#### Work order
The expected response is a copy of every line in the entries below that includes the word "true".

#### Input

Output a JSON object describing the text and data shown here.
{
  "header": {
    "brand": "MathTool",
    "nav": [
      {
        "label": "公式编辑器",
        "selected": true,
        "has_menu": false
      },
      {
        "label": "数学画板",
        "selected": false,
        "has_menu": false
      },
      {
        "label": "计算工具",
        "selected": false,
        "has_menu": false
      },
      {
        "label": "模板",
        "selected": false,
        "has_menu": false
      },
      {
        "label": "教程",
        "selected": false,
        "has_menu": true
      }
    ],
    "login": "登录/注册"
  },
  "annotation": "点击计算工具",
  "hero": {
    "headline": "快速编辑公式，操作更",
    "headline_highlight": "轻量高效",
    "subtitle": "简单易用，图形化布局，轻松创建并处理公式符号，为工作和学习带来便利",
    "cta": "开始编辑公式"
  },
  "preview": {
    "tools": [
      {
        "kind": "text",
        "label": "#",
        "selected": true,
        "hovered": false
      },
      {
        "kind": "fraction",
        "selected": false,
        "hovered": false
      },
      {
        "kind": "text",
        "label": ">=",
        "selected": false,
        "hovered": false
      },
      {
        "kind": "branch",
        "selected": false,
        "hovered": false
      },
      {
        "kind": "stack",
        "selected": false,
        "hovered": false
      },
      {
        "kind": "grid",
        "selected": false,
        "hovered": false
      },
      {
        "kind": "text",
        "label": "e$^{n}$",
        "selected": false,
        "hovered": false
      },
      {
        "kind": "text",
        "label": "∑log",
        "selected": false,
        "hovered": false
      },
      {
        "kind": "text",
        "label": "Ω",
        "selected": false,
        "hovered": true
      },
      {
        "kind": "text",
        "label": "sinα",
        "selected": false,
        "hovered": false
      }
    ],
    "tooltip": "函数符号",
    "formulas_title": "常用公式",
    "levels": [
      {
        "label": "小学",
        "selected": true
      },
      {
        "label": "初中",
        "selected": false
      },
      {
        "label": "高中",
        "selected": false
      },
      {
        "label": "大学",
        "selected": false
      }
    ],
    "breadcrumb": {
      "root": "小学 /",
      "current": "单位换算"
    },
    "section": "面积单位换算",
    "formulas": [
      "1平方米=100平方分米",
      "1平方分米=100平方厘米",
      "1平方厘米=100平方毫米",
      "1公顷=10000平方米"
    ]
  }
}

#### Expected answer
        "selected": true,
        "has_menu": true
        "selected": true,
        "hovered": true
        "selected": true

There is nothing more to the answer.